Originally conceived to be sold as a Volkswagen in four-cylinder form and a Porsche in six-cylinder form, an internal spat and discomfort from Porsche over the idea of selling a car that looked the same as a VW saw the deal collapse and the price of the 914 skyrocketing after Porsche had to wear all the development and tooling costs itself.
This saw the 914/6 cost almost as much as a 911 and the 914/4 go on to be Porsches top seller during its production. But the catch was - it was very, very slow. And not even just by Porsche standards.
That probably had something to do with the VW 1.7-litre flat four that powered it - it was the same 60kW unit that powered the VW Type 2, otherwise known as the Kombi. That’s right; a hippy van engine powered what was supposed to be a sports car.
But just look at it...
Ferrari Mondial 8: 0 to 100km/h in 9.4 sec
While later versions were much improved in the performance stakes, the original Mondial 8 was slow for a Ferrari. Or any of its competitors really.
Conceived as a four-seater GT car, the Mondial 8 was just heavy and slow. It also handled poorly (in comparison to other Ferraris) and featured traditional Italian build quality, so something was almost guaranteed to fall off or catch on fire. Or catch on fire, then fall off.
But what made it most disappointing was its dismal performance. Ferrari tried to deflect media criticism of the Mondial 8’s performance by claiming that the US magazines had tested “faulty” examples of the car, but the reality was it was just crap.
Something the company all-but admitted when it introduced the much-improved Mondial Quattrovavole a mere two years later.
Ferdinand GT3 RS: 0 to 100km/h in... never
An absolute unashamed knock-off of a Porsche 911, the Ferdinand GT3 RS is one of the greatest examples of show over go.
Constructed out of lightweight materials, the GT3 RS weighs an astounding 99.6kg, but while that is remarkably light, the power plant still isn’t really up to the job.
You see, the power plant inside the Ferdinand GT3 RS is a person. Pedalling. Given that the an average healthy male can produce around 0.25kW at most, even “just” a 99.6kg car is going to be slow. Even with two of you doing the pedalling.
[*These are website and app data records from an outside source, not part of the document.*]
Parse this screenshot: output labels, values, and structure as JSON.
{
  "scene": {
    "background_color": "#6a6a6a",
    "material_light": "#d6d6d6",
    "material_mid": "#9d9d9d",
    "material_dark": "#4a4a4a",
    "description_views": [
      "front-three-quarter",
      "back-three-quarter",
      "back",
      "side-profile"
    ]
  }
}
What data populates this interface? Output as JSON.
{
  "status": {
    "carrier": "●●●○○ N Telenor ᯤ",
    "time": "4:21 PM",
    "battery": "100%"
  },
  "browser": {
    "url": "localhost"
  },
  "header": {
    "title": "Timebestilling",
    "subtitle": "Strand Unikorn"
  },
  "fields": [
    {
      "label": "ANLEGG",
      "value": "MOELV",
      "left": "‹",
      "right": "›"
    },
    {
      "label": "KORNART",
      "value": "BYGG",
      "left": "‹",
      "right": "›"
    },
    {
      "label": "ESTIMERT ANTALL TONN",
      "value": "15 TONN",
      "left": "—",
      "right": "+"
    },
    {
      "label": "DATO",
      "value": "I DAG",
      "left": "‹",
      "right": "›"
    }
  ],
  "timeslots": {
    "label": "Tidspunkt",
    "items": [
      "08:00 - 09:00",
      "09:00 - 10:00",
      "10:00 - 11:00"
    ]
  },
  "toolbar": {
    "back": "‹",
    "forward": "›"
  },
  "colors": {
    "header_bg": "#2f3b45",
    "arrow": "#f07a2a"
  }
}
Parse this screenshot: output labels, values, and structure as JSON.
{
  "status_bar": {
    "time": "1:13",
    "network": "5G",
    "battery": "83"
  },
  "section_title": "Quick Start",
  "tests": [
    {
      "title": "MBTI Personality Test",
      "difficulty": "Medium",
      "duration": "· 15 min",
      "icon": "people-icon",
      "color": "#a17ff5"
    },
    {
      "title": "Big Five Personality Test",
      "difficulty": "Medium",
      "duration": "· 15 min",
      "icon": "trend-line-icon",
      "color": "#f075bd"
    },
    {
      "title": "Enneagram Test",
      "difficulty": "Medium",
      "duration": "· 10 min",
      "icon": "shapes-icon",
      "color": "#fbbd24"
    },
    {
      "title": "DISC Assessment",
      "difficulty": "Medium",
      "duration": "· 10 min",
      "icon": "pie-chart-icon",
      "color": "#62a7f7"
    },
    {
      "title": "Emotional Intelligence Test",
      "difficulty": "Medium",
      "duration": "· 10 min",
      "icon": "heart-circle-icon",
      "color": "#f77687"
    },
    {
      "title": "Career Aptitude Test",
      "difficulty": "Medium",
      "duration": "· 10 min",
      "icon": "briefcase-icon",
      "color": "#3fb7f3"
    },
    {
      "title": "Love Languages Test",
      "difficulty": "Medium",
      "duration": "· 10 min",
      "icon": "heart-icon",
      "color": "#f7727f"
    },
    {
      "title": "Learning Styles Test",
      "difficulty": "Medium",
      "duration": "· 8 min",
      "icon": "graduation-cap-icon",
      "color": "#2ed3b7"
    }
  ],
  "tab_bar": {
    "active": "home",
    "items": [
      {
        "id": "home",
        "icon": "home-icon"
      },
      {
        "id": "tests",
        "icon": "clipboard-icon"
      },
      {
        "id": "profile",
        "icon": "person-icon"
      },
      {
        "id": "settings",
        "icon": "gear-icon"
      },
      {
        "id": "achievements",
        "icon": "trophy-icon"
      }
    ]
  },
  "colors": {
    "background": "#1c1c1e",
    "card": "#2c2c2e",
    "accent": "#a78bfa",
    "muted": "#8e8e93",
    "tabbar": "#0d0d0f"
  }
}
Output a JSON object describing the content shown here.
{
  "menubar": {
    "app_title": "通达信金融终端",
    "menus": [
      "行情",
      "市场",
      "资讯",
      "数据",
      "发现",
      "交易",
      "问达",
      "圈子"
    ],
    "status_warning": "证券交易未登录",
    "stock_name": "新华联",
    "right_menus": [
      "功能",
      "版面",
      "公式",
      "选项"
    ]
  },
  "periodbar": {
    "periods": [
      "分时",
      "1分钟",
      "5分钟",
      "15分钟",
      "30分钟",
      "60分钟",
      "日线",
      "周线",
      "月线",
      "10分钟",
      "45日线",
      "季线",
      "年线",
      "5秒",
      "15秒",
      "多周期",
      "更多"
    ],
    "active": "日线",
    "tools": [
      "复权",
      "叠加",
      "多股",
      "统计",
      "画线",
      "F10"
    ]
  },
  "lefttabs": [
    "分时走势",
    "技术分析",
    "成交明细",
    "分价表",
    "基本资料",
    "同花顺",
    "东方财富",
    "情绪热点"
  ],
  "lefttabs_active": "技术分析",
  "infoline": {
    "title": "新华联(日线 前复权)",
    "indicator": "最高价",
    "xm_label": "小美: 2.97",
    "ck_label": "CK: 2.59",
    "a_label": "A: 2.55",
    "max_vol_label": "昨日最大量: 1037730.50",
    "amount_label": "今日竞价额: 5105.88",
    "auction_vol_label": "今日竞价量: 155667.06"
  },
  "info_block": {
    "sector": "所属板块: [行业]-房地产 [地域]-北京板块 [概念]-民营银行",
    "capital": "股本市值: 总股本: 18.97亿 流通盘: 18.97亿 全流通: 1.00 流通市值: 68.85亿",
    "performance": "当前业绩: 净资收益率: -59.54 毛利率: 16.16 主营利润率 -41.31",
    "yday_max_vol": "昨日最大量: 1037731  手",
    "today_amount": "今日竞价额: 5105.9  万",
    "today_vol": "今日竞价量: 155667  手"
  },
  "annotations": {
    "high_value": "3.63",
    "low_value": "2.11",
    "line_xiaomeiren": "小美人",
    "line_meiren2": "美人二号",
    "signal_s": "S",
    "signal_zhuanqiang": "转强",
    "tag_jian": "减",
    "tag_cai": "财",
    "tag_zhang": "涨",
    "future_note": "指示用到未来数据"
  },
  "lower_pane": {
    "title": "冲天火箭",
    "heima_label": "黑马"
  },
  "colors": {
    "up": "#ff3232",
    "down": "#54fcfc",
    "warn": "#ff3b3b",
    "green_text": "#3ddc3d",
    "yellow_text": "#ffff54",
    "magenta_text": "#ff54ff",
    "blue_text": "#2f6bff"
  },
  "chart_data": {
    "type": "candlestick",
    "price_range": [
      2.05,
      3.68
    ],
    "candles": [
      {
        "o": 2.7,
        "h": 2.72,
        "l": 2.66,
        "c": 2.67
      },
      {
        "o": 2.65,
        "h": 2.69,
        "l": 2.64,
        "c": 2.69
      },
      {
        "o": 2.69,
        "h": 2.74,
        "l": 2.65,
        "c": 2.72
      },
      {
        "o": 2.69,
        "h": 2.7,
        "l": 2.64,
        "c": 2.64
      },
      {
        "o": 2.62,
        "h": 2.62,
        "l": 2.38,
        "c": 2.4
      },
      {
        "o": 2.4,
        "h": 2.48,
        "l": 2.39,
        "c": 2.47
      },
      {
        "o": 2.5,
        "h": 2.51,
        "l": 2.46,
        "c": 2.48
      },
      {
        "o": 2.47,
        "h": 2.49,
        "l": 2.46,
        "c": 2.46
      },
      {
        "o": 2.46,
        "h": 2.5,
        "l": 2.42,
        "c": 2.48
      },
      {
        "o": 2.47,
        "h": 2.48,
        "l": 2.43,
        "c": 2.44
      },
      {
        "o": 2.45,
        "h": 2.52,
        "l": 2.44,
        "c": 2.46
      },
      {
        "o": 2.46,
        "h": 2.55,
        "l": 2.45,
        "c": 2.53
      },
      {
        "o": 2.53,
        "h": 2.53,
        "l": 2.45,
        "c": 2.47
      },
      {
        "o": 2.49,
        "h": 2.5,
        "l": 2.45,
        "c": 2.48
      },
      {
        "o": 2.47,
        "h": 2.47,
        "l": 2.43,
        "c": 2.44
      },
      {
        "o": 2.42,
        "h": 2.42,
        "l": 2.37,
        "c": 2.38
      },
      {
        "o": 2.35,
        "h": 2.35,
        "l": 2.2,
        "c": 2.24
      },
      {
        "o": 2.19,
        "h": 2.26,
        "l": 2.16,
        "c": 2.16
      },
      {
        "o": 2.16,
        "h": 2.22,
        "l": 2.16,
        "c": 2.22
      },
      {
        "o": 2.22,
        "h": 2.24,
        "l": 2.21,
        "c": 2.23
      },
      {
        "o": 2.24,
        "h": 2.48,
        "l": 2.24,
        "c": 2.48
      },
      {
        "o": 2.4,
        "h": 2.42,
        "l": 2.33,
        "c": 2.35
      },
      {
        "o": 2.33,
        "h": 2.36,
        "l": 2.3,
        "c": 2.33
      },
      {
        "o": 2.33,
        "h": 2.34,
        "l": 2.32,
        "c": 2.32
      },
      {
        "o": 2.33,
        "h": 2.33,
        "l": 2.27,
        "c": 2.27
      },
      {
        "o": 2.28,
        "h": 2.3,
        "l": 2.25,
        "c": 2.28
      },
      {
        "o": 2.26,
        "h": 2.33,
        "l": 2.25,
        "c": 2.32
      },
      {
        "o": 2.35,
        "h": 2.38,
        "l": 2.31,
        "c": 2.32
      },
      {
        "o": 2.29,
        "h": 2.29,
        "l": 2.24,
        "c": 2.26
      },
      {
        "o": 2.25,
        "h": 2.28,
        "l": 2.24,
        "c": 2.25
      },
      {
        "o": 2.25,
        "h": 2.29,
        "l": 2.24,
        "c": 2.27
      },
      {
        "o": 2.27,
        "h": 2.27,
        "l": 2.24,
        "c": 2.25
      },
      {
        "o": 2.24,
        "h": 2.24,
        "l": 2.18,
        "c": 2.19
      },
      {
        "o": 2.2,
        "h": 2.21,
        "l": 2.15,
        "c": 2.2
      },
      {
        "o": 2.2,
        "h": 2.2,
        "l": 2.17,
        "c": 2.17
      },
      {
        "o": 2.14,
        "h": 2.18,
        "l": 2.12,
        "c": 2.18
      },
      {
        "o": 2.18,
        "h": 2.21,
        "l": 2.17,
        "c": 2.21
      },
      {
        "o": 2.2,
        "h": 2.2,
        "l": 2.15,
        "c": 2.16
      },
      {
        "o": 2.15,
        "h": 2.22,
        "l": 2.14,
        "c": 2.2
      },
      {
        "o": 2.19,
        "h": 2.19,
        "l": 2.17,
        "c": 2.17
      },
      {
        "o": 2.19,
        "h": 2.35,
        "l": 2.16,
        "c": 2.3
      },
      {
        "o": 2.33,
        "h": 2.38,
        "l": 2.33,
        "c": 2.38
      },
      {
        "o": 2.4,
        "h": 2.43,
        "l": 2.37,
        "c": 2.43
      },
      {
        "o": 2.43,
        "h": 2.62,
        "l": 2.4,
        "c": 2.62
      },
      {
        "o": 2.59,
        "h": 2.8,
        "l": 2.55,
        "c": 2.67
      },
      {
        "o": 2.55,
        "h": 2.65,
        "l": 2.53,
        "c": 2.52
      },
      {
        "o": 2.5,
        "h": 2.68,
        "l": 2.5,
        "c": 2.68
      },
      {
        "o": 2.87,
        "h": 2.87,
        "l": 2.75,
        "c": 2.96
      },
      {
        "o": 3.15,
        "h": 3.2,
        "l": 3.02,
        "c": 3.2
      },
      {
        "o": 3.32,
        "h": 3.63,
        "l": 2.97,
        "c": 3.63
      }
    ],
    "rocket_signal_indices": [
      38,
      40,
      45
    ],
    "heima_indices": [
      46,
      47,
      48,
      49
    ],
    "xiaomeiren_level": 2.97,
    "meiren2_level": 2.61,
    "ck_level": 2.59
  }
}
Made from plastic tubing and duct tape, the body is mounted on an aluminium frame that seats two (with both supplying pedal power), the Ferdinand GT3 RS looks awesome, but would be fairly crap on hills...